__Problem to solve__.
Every line of the material is to be set down exactly as written.

★ ★ ★ ★ ★

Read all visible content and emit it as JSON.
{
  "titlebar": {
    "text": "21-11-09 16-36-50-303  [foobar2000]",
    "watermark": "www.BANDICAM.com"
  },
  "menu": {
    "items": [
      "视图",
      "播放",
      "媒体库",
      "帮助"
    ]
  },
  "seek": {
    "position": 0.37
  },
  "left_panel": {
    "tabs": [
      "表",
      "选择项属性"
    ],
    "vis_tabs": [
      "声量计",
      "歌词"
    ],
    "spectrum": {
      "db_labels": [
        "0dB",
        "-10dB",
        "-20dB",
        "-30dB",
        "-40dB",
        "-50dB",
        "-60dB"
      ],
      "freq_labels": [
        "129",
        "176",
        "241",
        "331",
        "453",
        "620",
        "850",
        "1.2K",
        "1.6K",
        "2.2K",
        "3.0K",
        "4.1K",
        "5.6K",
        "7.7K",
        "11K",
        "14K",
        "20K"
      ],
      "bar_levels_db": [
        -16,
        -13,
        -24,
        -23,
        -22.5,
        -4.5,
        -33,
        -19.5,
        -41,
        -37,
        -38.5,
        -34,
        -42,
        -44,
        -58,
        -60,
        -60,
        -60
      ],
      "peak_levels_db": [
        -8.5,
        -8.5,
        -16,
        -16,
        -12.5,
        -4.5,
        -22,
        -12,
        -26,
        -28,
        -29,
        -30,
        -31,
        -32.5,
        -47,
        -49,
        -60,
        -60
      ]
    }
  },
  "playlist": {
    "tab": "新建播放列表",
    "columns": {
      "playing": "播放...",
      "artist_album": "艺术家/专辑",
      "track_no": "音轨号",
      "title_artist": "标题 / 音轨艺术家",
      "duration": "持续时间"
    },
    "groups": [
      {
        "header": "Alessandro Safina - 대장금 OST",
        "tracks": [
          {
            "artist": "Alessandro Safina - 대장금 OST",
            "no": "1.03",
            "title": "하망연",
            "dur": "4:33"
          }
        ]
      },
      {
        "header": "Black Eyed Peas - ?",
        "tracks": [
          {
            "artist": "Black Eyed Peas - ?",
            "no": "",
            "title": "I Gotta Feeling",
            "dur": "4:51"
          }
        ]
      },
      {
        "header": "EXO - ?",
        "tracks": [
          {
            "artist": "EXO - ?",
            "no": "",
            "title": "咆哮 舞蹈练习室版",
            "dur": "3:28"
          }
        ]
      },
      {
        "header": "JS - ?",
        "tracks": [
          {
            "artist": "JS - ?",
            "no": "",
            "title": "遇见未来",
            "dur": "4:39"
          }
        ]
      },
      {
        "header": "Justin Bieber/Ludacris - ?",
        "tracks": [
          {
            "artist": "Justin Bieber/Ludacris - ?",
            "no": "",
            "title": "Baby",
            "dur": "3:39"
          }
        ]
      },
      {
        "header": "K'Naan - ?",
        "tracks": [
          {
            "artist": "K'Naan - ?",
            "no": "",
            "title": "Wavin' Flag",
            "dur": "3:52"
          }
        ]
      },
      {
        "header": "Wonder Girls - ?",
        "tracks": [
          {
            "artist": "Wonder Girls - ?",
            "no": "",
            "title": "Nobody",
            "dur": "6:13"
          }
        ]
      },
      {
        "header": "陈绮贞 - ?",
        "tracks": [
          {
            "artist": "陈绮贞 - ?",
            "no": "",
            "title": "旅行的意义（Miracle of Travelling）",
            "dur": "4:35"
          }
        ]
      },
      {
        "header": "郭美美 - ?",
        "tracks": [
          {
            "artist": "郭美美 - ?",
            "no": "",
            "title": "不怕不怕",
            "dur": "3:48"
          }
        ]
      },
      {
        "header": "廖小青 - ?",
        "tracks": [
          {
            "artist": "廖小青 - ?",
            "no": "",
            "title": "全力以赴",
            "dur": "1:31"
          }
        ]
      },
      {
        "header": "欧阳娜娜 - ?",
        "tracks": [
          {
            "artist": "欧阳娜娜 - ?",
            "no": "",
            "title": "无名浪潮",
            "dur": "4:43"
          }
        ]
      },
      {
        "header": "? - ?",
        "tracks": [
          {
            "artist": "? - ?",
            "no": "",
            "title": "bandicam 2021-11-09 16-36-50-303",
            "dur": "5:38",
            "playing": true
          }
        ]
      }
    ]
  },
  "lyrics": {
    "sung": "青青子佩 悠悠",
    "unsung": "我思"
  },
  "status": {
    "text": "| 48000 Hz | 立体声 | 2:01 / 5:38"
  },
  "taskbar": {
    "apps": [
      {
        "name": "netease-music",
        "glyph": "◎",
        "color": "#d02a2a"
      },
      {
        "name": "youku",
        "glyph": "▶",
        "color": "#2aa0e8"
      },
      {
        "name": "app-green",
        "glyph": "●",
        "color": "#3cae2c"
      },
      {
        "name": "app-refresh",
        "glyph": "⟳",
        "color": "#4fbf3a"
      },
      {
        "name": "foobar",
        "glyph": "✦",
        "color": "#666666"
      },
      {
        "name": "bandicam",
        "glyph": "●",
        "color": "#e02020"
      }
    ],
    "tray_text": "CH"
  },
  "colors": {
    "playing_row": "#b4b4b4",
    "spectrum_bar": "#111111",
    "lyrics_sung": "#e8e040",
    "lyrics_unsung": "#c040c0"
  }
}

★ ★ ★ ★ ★

__Solution__.
Read all visible content and emit it as JSON.
{
  "titlebar": {
    "text": "21-11-09 16-36-50-303  [foobar2000]",
    "watermark": "www.BANDICAM.com"
  },
  "menu": {
    "items": [
      "视图",
      "播放",
      "媒体库",
      "帮助"
    ]
  },
  "seek": {
    "position": 0.37
  },
  "left_panel": {
    "tabs": [
      "表",
      "选择项属性"
    ],
    "vis_tabs": [
      "声量计",
      "歌词"
    ],
    "spectrum": {
      "db_labels": [
        "0dB",
        "-10dB",
        "-20dB",
        "-30dB",
        "-40dB",
        "-50dB",
        "-60dB"
      ],
      "freq_labels": [
        "129",
        "176",
        "241",
        "331",
        "453",
        "620",
        "850",
        "1.2K",
        "1.6K",
        "2.2K",
        "3.0K",
        "4.1K",
        "5.6K",
        "7.7K",
        "11K",
        "14K",
        "20K"
      ],
      "bar_levels_db": [
        -16,
        -13,
        -24,
        -23,
        -22.5,
        -4.5,
        -33,
        -19.5,
        -41,
        -37,
        -38.5,
        -34,
        -42,
        -44,
        -58,
        -60,
        -60,
        -60
      ],
      "peak_levels_db": [
        -8.5,
        -8.5,
        -16,
        -16,
        -12.5,
        -4.5,
        -22,
        -12,
        -26,
        -28,
        -29,
        -30,
        -31,
        -32.5,
        -47,
        -49,
        -60,
        -60
      ]
    }
  },
  "playlist": {
    "tab": "新建播放列表",
    "columns": {
      "playing": "播放...",
      "artist_album": "艺术家/专辑",
      "track_no": "音轨号",
      "title_artist": "标题 / 音轨艺术家",
      "duration": "持续时间"
    },
    "groups": [
      {
        "header": "Alessandro Safina - 대장금 OST",
        "tracks": [
          {
            "artist": "Alessandro Safina - 대장금 OST",
            "no": "1.03",
            "title": "하망연",
            "dur": "4:33"
          }
        ]
      },
      {
        "header": "Black Eyed Peas - ?",
        "tracks": [
          {
            "artist": "Black Eyed Peas - ?",
            "no": "",
            "title": "I Gotta Feeling",
            "dur": "4:51"
          }
        ]
      },
      {
        "header": "EXO - ?",
        "tracks": [
          {
            "artist": "EXO - ?",
            "no": "",
            "title": "咆哮 舞蹈练习室版",
            "dur": "3:28"
          }
        ]
      },
      {
        "header": "JS - ?",
        "tracks": [
          {
            "artist": "JS - ?",
            "no": "",
            "title": "遇见未来",
            "dur": "4:39"
          }
        ]
      },
      {
        "header": "Justin Bieber/Ludacris - ?",
        "tracks": [
          {
            "artist": "Justin Bieber/Ludacris - ?",
            "no": "",
            "title": "Baby",
            "dur": "3:39"
          }
        ]
      },
      {
        "header": "K'Naan - ?",
        "tracks": [
          {
            "artist": "K'Naan - ?",
            "no": "",
            "title": "Wavin' Flag",
            "dur": "3:52"
          }
        ]
      },
      {
        "header": "Wonder Girls - ?",
        "tracks": [
          {
            "artist": "Wonder Girls - ?",
            "no": "",
            "title": "Nobody",
            "dur": "6:13"
          }
        ]
      },
      {
        "header": "陈绮贞 - ?",
        "tracks": [
          {
            "artist": "陈绮贞 - ?",
            "no": "",
            "title": "旅行的意义（Miracle of Travelling）",
            "dur": "4:35"
          }
        ]
      },
      {
        "header": "郭美美 - ?",
        "tracks": [
          {
            "artist": "郭美美 - ?",
            "no": "",
            "title": "不怕不怕",
            "dur": "3:48"
          }
        ]
      },
      {
        "header": "廖小青 - ?",
        "tracks": [
          {
            "artist": "廖小青 - ?",
            "no": "",
            "title": "全力以赴",
            "dur": "1:31"
          }
        ]
      },
      {
        "header": "欧阳娜娜 - ?",
        "tracks": [
          {
            "artist": "欧阳娜娜 - ?",
            "no": "",
            "title": "无名浪潮",
            "dur": "4:43"
          }
        ]
      },
      {
        "header": "? - ?",
        "tracks": [
          {
            "artist": "? - ?",
            "no": "",
            "title": "bandicam 2021-11-09 16-36-50-303",
            "dur": "5:38",
            "playing": true
          }
        ]
      }
    ]
  },
  "lyrics": {
    "sung": "青青子佩 悠悠",
    "unsung": "我思"
  },
  "status": {
    "text": "| 48000 Hz | 立体声 | 2:01 / 5:38"
  },
  "taskbar": {
    "apps": [
      {
        "name": "netease-music",
        "glyph": "◎",
        "color": "#d02a2a"
      },
      {
        "name": "youku",
        "glyph": "▶",
        "color": "#2aa0e8"
      },
      {
        "name": "app-green",
        "glyph": "●",
        "color": "#3cae2c"
      },
      {
        "name": "app-refresh",
        "glyph": "⟳",
        "color": "#4fbf3a"
      },
      {
        "name": "foobar",
        "glyph": "✦",
        "color": "#666666"
      },
      {
        "name": "bandicam",
        "glyph": "●",
        "color": "#e02020"
      }
    ],
    "tray_text": "CH"
  },
  "colors": {
    "playing_row": "#b4b4b4",
    "spectrum_bar": "#111111",
    "lyrics_sung": "#e8e040",
    "lyrics_unsung": "#c040c0"
  }
}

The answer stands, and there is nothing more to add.